In the middle of the stage, anachronistic in the book-lined living room, is a robot. It’s a glorious thing with flashing LEDs, exposed parts, Perspex skin and a hologram for a face. Its limbs and joints whizz and whirr as it moves. And it’s one of the main characters of the show.
Sally (Helen Ryan) is losing her memory. As Alzheimer’s sets in all she has for company is a robot programmed by her late husband Raymond, and a home help “with fat arms”. She remembers how she and Raymond met, how they fell in love, and as she chats to the robot her memories are played out by their younger selves (Anna Munden and Michael Tonkin-Jones).
Ryan combines dignity and stateliness with petulance and fear. Sometimes she can enjoy her happy past and sometimes the frustration that comes from her illness takes its toll. There’s a mismatch between Munden’s precocious young Sally and Ryan’s more complex counterpart, but Tonkin-Jones captures an endearing, twitchy awkwardness in young Raymond.

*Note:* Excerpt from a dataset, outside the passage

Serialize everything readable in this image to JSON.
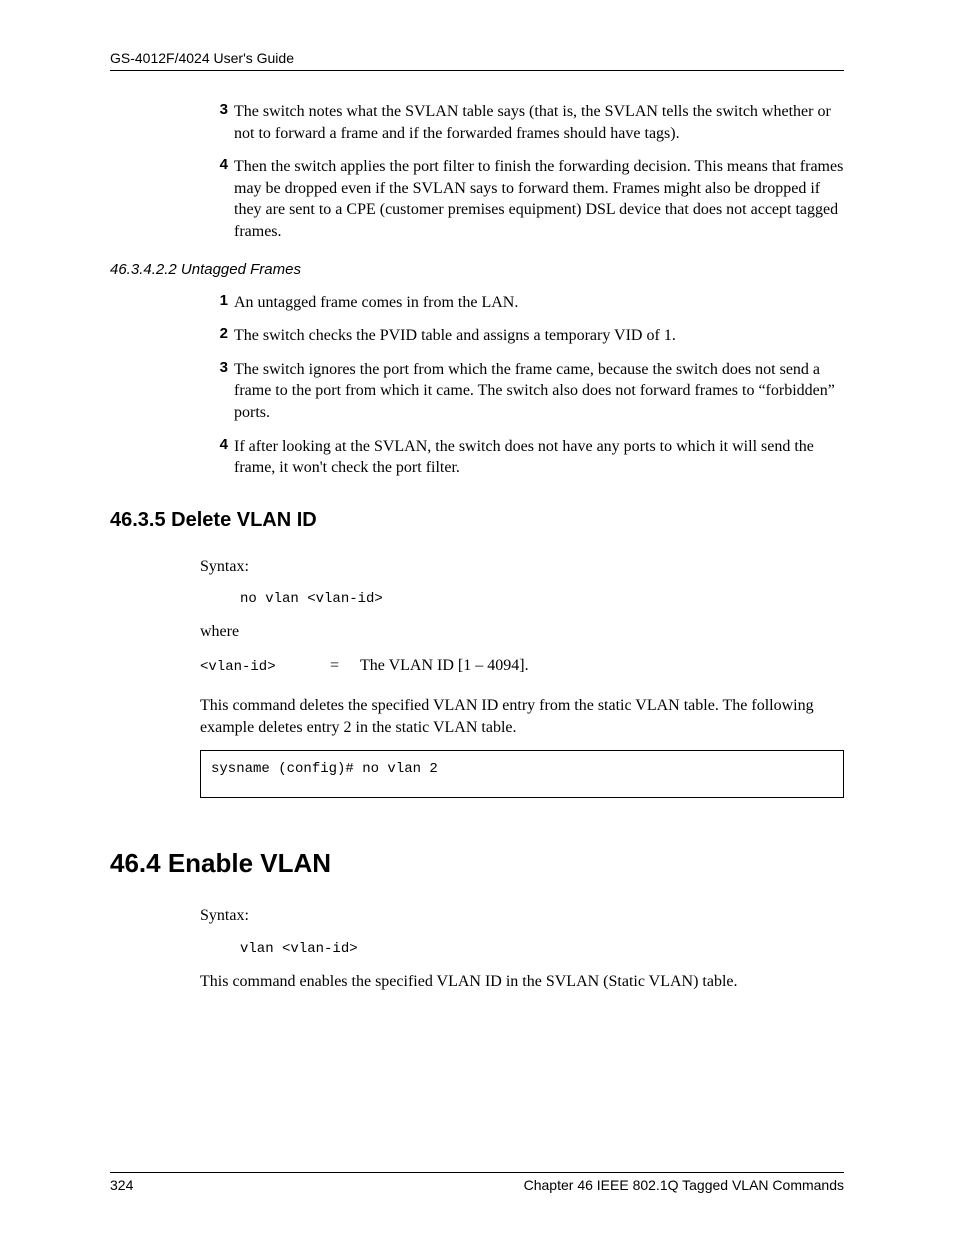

Spillikin isn’t about artificial intelligence. Writer Jon Welch moves away from the clichés of imminent robot apocalypse or impending war. Instead, it’s about the extent of empathy and the tendency people have to find humanity in other people – or other things. If it’s got a face on it, we can relate. “My hand isn’t like a human hand," the robot says. Except it is, because humans have designed it like that.

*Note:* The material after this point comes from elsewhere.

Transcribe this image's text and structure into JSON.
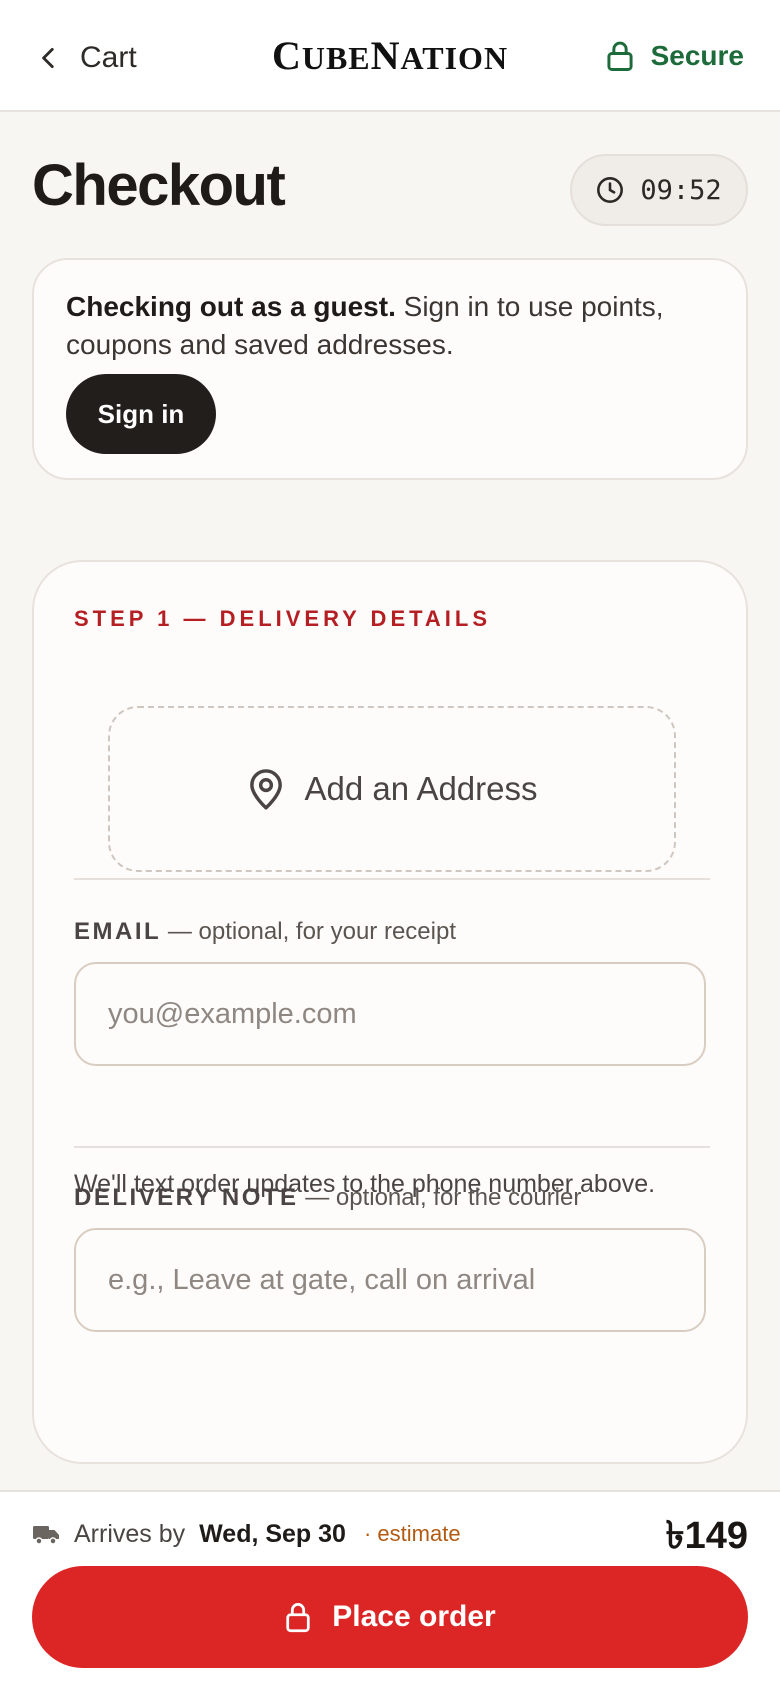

Welch pits the fallibility of the human mind against the perfect recall of the robot in a sweet and sometimes moving play.